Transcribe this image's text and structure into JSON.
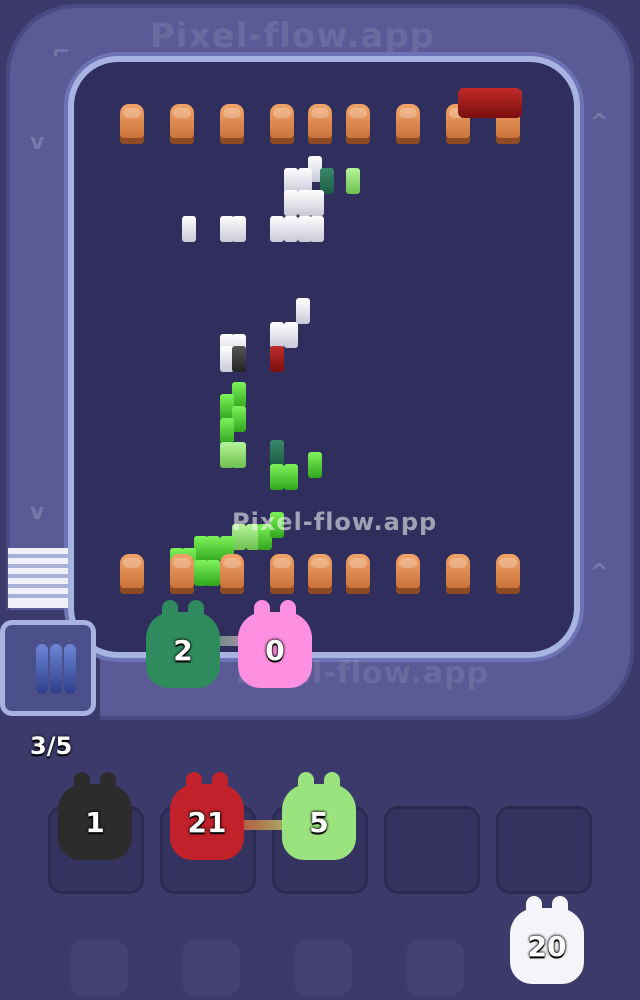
{
  "watermark": "Pixel-flow.app",
  "track_watermark": "Pixel-flow.app",
  "conveyor_watermark": "Pixel-flow.app",
  "progress": {
    "current": 3,
    "total": 5,
    "label": "3/5"
  },
  "conveyor_critters": [
    {
      "count": "2",
      "color": "#2f8a5d"
    },
    {
      "count": "0",
      "color": "#ff8fe0"
    }
  ],
  "slots": [
    {
      "count": "1",
      "color": "#2c2c2c"
    },
    {
      "count": "21",
      "color": "#c0212a"
    },
    {
      "count": "5",
      "color": "#9be37e"
    },
    {
      "count": "",
      "color": ""
    },
    {
      "count": "",
      "color": ""
    }
  ],
  "queue": [
    {
      "count": "20",
      "color": "#f4f4fa"
    }
  ],
  "colors": {
    "background": "#3b3a6b",
    "board": "#2f2e5c",
    "track": "#5a5a96",
    "peg": "#e08a4d"
  }
}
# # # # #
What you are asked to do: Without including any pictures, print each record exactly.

Written solution:
Transcribe this image's text and structure into JSON.
{
  "watermark": "Pixel-flow.app",
  "track_watermark": "Pixel-flow.app",
  "conveyor_watermark": "Pixel-flow.app",
  "progress": {
    "current": 3,
    "total": 5,
    "label": "3/5"
  },
  "conveyor_critters": [
    {
      "count": "2",
      "color": "#2f8a5d"
    },
    {
      "count": "0",
      "color": "#ff8fe0"
    }
  ],
  "slots": [
    {
      "count": "1",
      "color": "#2c2c2c"
    },
    {
      "count": "21",
      "color": "#c0212a"
    },
    {
      "count": "5",
      "color": "#9be37e"
    },
    {
      "count": "",
      "color": ""
    },
    {
      "count": "",
      "color": ""
    }
  ],
  "queue": [
    {
      "count": "20",
      "color": "#f4f4fa"
    }
  ],
  "colors": {
    "background": "#3b3a6b",
    "board": "#2f2e5c",
    "track": "#5a5a96",
    "peg": "#e08a4d"
  }
}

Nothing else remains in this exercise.